INPUT FOR THIS TASK below:

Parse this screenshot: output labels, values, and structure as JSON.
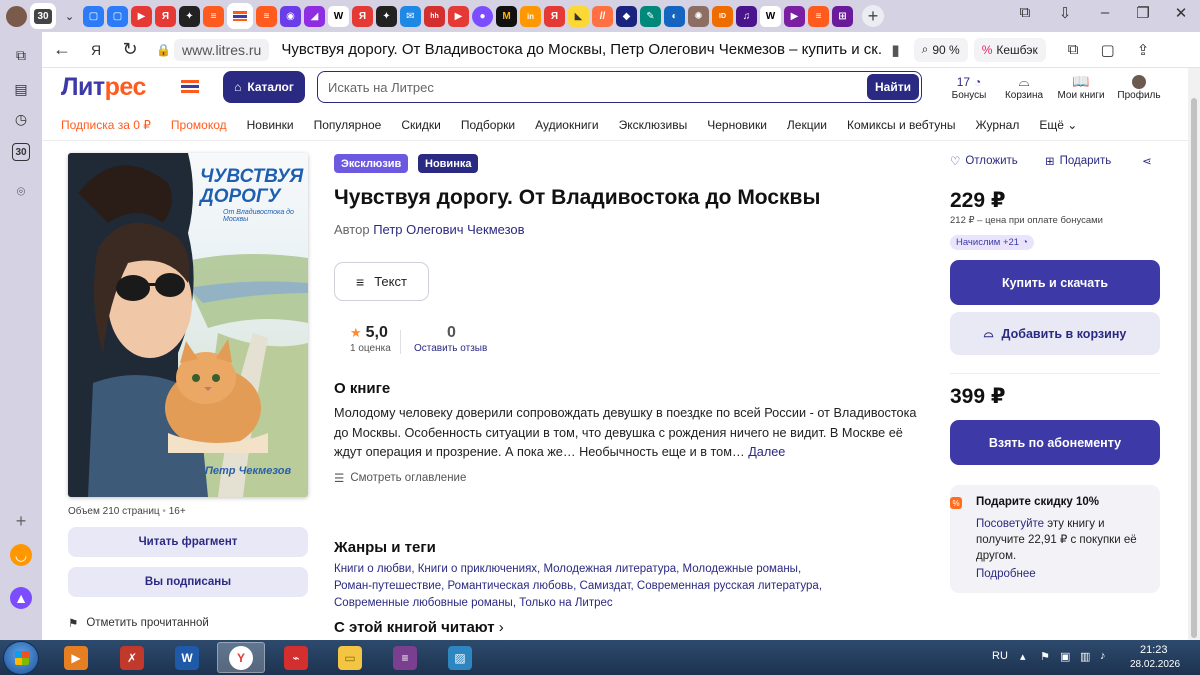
{
  "browser": {
    "tab_count_badge": "30",
    "address": {
      "domain": "www.litres.ru",
      "page_title": "Чувствуя дорогу. От Владивостока до Москвы, Петр Олегович Чекмезов – купить и ск...",
      "zoom": "90 %",
      "cashback": "Кешбэк"
    },
    "sidebar_badge": "30"
  },
  "site": {
    "logo_main": "Лит",
    "logo_accent": "рес",
    "catalog_label": "Каталог",
    "search_placeholder": "Искать на Литрес",
    "search_button": "Найти",
    "icons": [
      {
        "label": "Бонусы",
        "value": "17"
      },
      {
        "label": "Корзина"
      },
      {
        "label": "Мои книги"
      },
      {
        "label": "Профиль"
      }
    ],
    "menu": [
      {
        "label": "Подписка за 0 ₽",
        "highlight": true
      },
      {
        "label": "Промокод",
        "highlight": true
      },
      {
        "label": "Новинки"
      },
      {
        "label": "Популярное"
      },
      {
        "label": "Скидки"
      },
      {
        "label": "Подборки"
      },
      {
        "label": "Аудиокниги"
      },
      {
        "label": "Эксклюзивы"
      },
      {
        "label": "Черновики"
      },
      {
        "label": "Лекции"
      },
      {
        "label": "Комиксы и вебтуны"
      },
      {
        "label": "Журнал"
      },
      {
        "label": "Ещё"
      }
    ]
  },
  "book": {
    "cover": {
      "title": "ЧУВСТВУЯ ДОРОГУ",
      "subtitle": "От Владивостока до Москвы",
      "author": "Петр Чекмезов"
    },
    "volume": "Объем 210 страниц",
    "age": "16+",
    "read_fragment": "Читать фрагмент",
    "subscribed": "Вы подписаны",
    "mark_read": "Отметить прочитанной",
    "badges": [
      "Эксклюзив",
      "Новинка"
    ],
    "title": "Чувствуя дорогу. От Владивостока до Москвы",
    "author_prefix": "Автор",
    "author": "Петр Олегович Чекмезов",
    "format_button": "Текст",
    "rating": "5,0",
    "rating_count": "1 оценка",
    "reviews": "0",
    "leave_review": "Оставить отзыв",
    "about_heading": "О книге",
    "description": "Молодому человеку доверили сопровождать девушку в поездке по всей России - от Владивостока до Москвы. Особенность ситуации в том, что девушка с рождения ничего не видит. В Москве её ждут операция и прозрение. А пока же… Необычность еще и в том…",
    "more": "Далее",
    "toc": "Смотреть оглавление",
    "genres_heading": "Жанры и теги",
    "genres": [
      "Книги о любви",
      "Книги о приключениях",
      "Молодежная литература",
      "Молодежные романы",
      "Роман-путешествие",
      "Романтическая любовь",
      "Самиздат",
      "Современная русская литература",
      "Современные любовные романы",
      "Только на Литрес"
    ],
    "also_heading": "С этой книгой читают"
  },
  "purchase": {
    "defer": "Отложить",
    "gift": "Подарить",
    "price": "229 ₽",
    "bonus_price": "212 ₽ – цена при оплате бонусами",
    "bonus_award": "Начислим +21",
    "buy": "Купить и скачать",
    "add_cart": "Добавить в корзину",
    "sub_price": "399 ₽",
    "subscribe": "Взять по абонементу",
    "promo_title": "Подарите скидку 10%",
    "promo_link": "Посоветуйте",
    "promo_text": " эту книгу и получите 22,91 ₽ с покупки её другом.",
    "promo_more": "Подробнее"
  },
  "taskbar": {
    "lang": "RU",
    "time": "21:23",
    "date": "28.02.2026"
  },
  "colors": {
    "brand": "#3d3aa8",
    "brand_dark": "#2b2a82",
    "accent": "#ff5b1e"
  }
}
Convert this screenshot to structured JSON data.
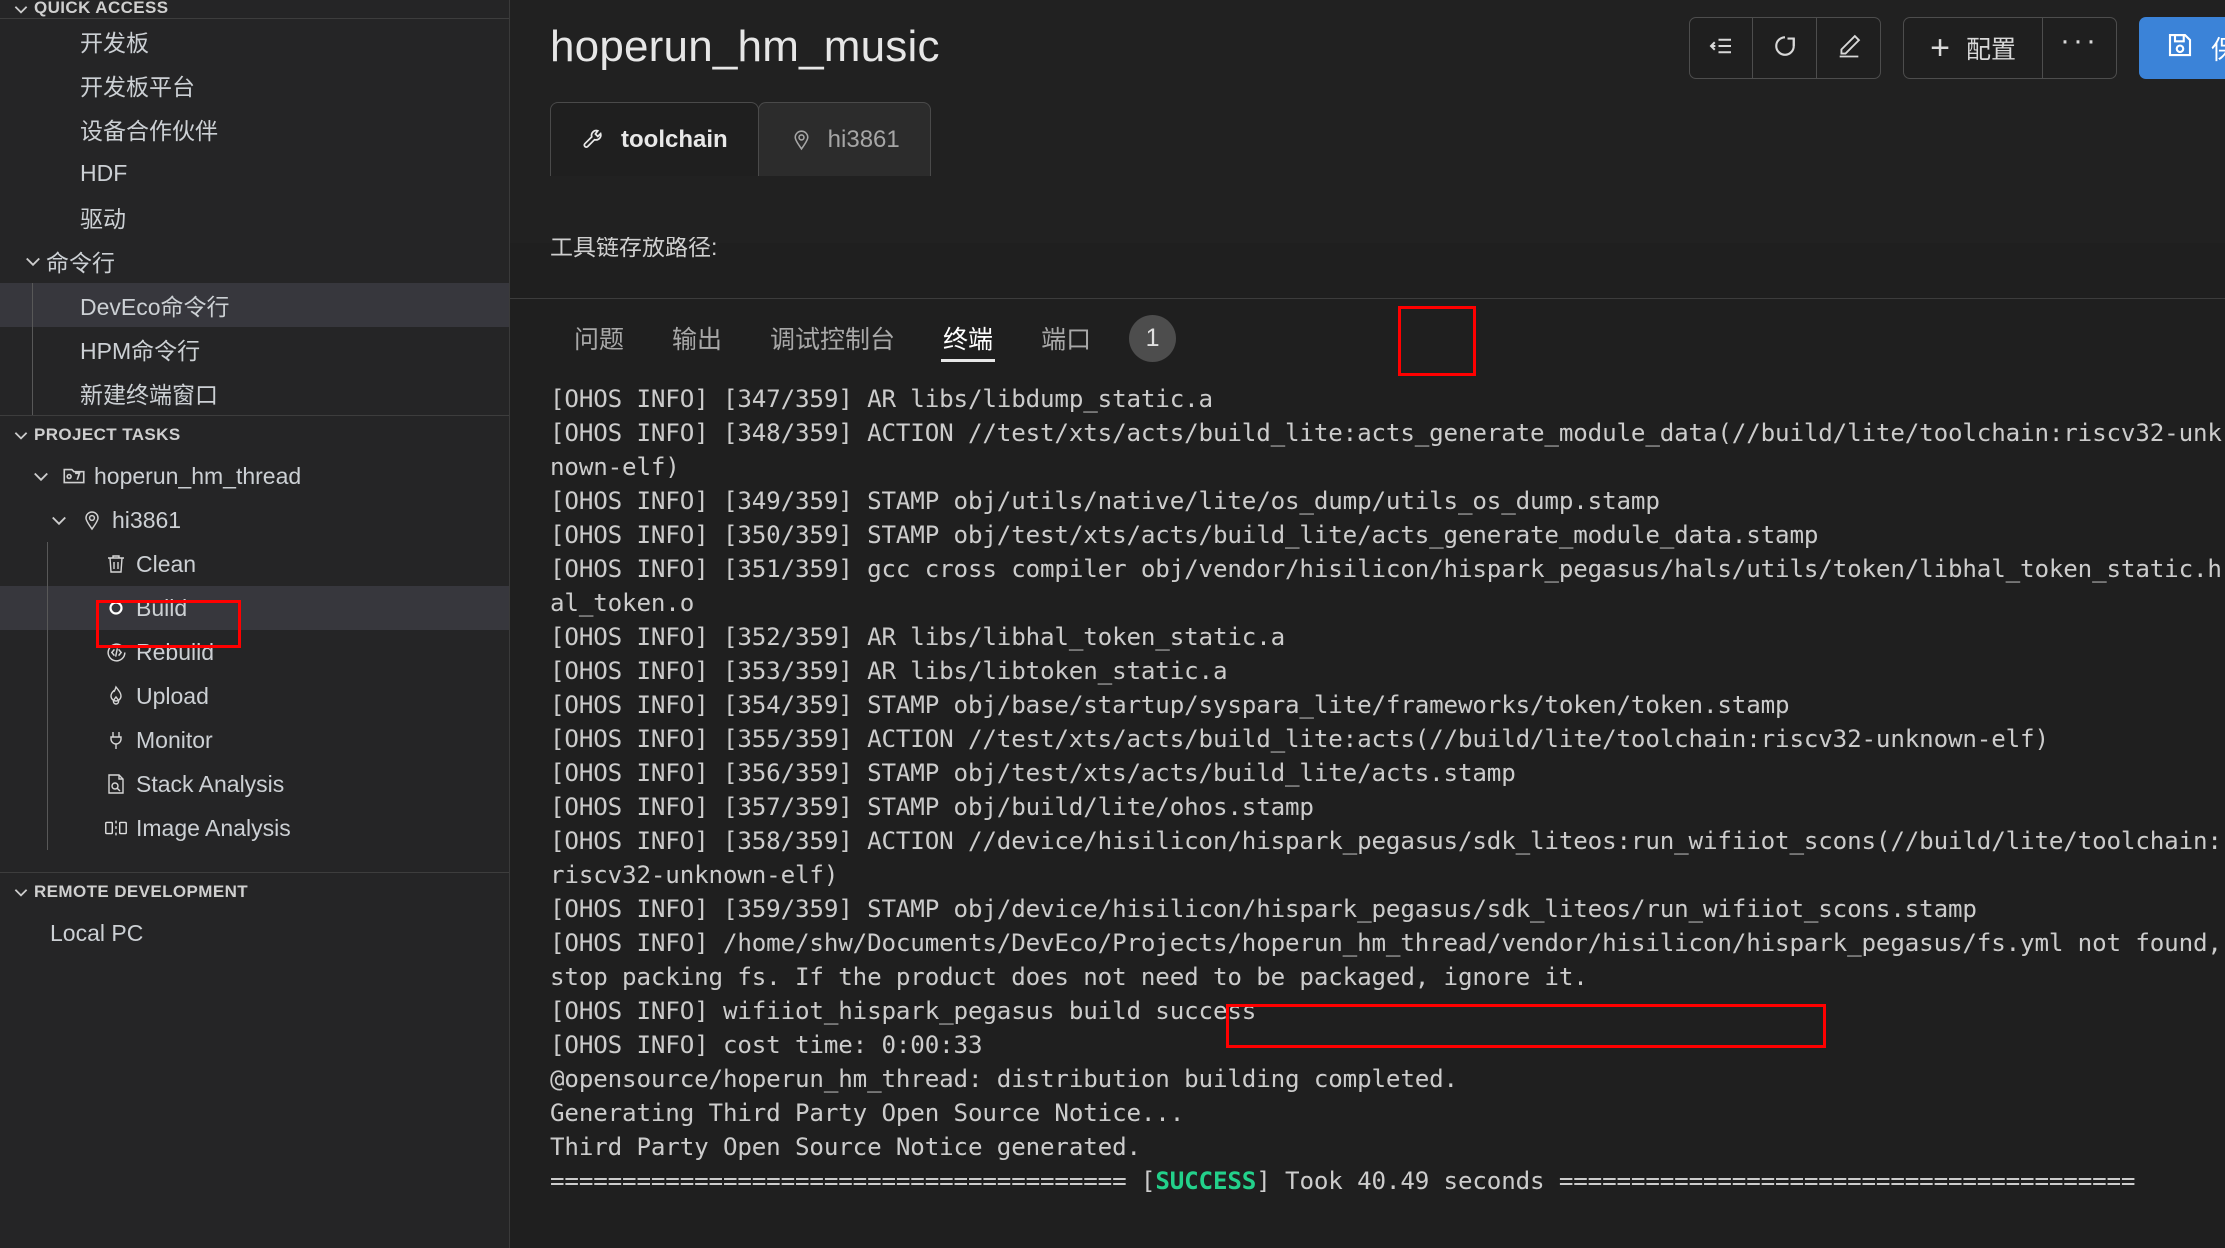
{
  "sidebar": {
    "quick_access": {
      "title": "QUICK ACCESS",
      "items": [
        {
          "label": "开发板"
        },
        {
          "label": "开发板平台"
        },
        {
          "label": "设备合作伙伴"
        },
        {
          "label": "HDF"
        },
        {
          "label": "驱动"
        }
      ],
      "group": {
        "label": "命令行"
      },
      "group_items": [
        {
          "label": "DevEco命令行",
          "selected": true
        },
        {
          "label": "HPM命令行",
          "selected": false
        },
        {
          "label": "新建终端窗口",
          "selected": false
        }
      ]
    },
    "project_tasks": {
      "title": "PROJECT TASKS",
      "root": {
        "label": "hoperun_hm_thread",
        "icon": "folder-project-icon"
      },
      "board": {
        "label": "hi3861",
        "icon": "location-pin-icon"
      },
      "tasks": [
        {
          "label": "Clean",
          "icon": "trash-icon",
          "selected": false
        },
        {
          "label": "Build",
          "icon": "circle-icon",
          "selected": true,
          "highlighted": true
        },
        {
          "label": "Rebuild",
          "icon": "code-circle-icon",
          "selected": false
        },
        {
          "label": "Upload",
          "icon": "flame-icon",
          "selected": false
        },
        {
          "label": "Monitor",
          "icon": "plug-icon",
          "selected": false
        },
        {
          "label": "Stack Analysis",
          "icon": "file-search-icon",
          "selected": false
        },
        {
          "label": "Image Analysis",
          "icon": "binary-icon",
          "selected": false
        }
      ]
    },
    "remote_development": {
      "title": "REMOTE DEVELOPMENT",
      "items": [
        {
          "label": "Local PC"
        }
      ]
    }
  },
  "header": {
    "title": "hoperun_hm_music",
    "tabs": [
      {
        "label": "toolchain",
        "icon": "wrench-icon",
        "active": true
      },
      {
        "label": "hi3861",
        "icon": "location-pin-icon",
        "active": false
      }
    ],
    "toolbar": {
      "collapse_label": "collapse-all-icon",
      "refresh_label": "refresh-icon",
      "edit_label": "edit-pencil-icon",
      "config_label": "配置",
      "config_plus": "+",
      "more_label": "···",
      "save_label": "保",
      "accent_color": "#3b83d8"
    },
    "subtitle": "工具链存放路径:"
  },
  "panel": {
    "tabs": [
      {
        "label": "问题",
        "active": false
      },
      {
        "label": "输出",
        "active": false
      },
      {
        "label": "调试控制台",
        "active": false
      },
      {
        "label": "终端",
        "active": true,
        "highlighted": true
      },
      {
        "label": "端口",
        "active": false
      }
    ],
    "port_badge": "1"
  },
  "terminal": {
    "lines": [
      "[OHOS INFO] [347/359] AR libs/libdump_static.a",
      "[OHOS INFO] [348/359] ACTION //test/xts/acts/build_lite:acts_generate_module_data(//build/lite/toolchain:riscv32-unknown-elf)",
      "[OHOS INFO] [349/359] STAMP obj/utils/native/lite/os_dump/utils_os_dump.stamp",
      "[OHOS INFO] [350/359] STAMP obj/test/xts/acts/build_lite/acts_generate_module_data.stamp",
      "[OHOS INFO] [351/359] gcc cross compiler obj/vendor/hisilicon/hispark_pegasus/hals/utils/token/libhal_token_static.hal_token.o",
      "[OHOS INFO] [352/359] AR libs/libhal_token_static.a",
      "[OHOS INFO] [353/359] AR libs/libtoken_static.a",
      "[OHOS INFO] [354/359] STAMP obj/base/startup/syspara_lite/frameworks/token/token.stamp",
      "[OHOS INFO] [355/359] ACTION //test/xts/acts/build_lite:acts(//build/lite/toolchain:riscv32-unknown-elf)",
      "[OHOS INFO] [356/359] STAMP obj/test/xts/acts/build_lite/acts.stamp",
      "[OHOS INFO] [357/359] STAMP obj/build/lite/ohos.stamp",
      "[OHOS INFO] [358/359] ACTION //device/hisilicon/hispark_pegasus/sdk_liteos:run_wifiiot_scons(//build/lite/toolchain:riscv32-unknown-elf)",
      "[OHOS INFO] [359/359] STAMP obj/device/hisilicon/hispark_pegasus/sdk_liteos/run_wifiiot_scons.stamp",
      "[OHOS INFO] /home/shw/Documents/DevEco/Projects/hoperun_hm_thread/vendor/hisilicon/hispark_pegasus/fs.yml not found, stop packing fs. If the product does not need to be packaged, ignore it.",
      "[OHOS INFO] wifiiot_hispark_pegasus build success",
      "[OHOS INFO] cost time: 0:00:33",
      "@opensource/hoperun_hm_thread: distribution building completed.",
      "Generating Third Party Open Source Notice...",
      "Third Party Open Source Notice generated."
    ],
    "final_line": {
      "left_rule": "========================================",
      "status": "SUCCESS",
      "status_color": "#23d18b",
      "text": " Took 40.49 seconds ",
      "right_rule": "========================================"
    },
    "highlighted_text": "wifiiot_hispark_pegasus build success"
  }
}
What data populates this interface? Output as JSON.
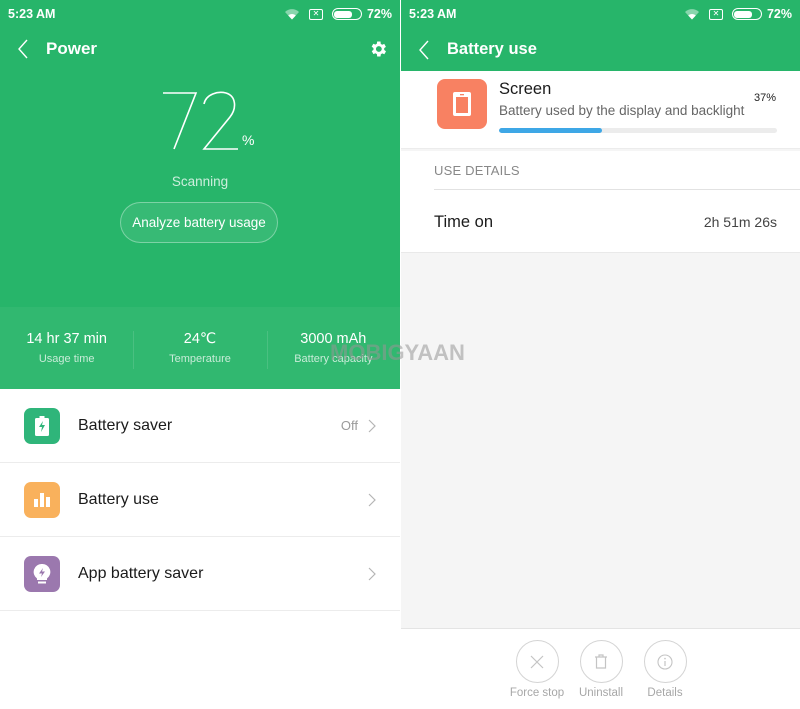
{
  "status_bar": {
    "time": "5:23 AM",
    "battery_percent": "72%",
    "battery_level": 0.72
  },
  "left": {
    "title": "Power",
    "battery_value": "72",
    "battery_unit": "%",
    "status": "Scanning",
    "analyze_button": "Analyze battery usage",
    "stats": [
      {
        "value": "14 hr 37 min",
        "label": "Usage time"
      },
      {
        "value": "24℃",
        "label": "Temperature"
      },
      {
        "value": "3000 mAh",
        "label": "Battery capacity"
      }
    ],
    "menu": [
      {
        "label": "Battery saver",
        "value": "Off",
        "icon": "battery-bolt-icon",
        "color": "#2fb57a"
      },
      {
        "label": "Battery use",
        "value": "",
        "icon": "bar-chart-icon",
        "color": "#f9b15c"
      },
      {
        "label": "App battery saver",
        "value": "",
        "icon": "bulb-bolt-icon",
        "color": "#9b78ae"
      }
    ]
  },
  "right": {
    "title": "Battery use",
    "item": {
      "title": "Screen",
      "description": "Battery used by the display and backlight",
      "percent_label": "37%",
      "percent": 0.37,
      "icon_color": "#f88162",
      "bar_color": "#3ea7e6"
    },
    "section_header": "USE DETAILS",
    "details": [
      {
        "key": "Time on",
        "value": "2h 51m 26s"
      }
    ],
    "actions": [
      {
        "label": "Force stop",
        "icon": "close-icon"
      },
      {
        "label": "Uninstall",
        "icon": "trash-icon"
      },
      {
        "label": "Details",
        "icon": "info-icon"
      }
    ]
  },
  "colors": {
    "primary_green": "#27b56a",
    "stats_green": "#31b870"
  },
  "watermark": "MOBIGYAAN"
}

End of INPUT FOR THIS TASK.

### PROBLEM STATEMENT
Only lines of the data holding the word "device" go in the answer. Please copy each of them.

### RESULT OF THIS TASK
      "[OHOS INFO] [358/359] ACTION //device/hisilicon/hispark_pegasus/sdk_liteos:run_wifiiot_scons(//build/lite/toolchain:riscv32-unknown-elf)",
      "[OHOS INFO] [359/359] STAMP obj/device/hisilicon/hispark_pegasus/sdk_liteos/run_wifiiot_scons.stamp",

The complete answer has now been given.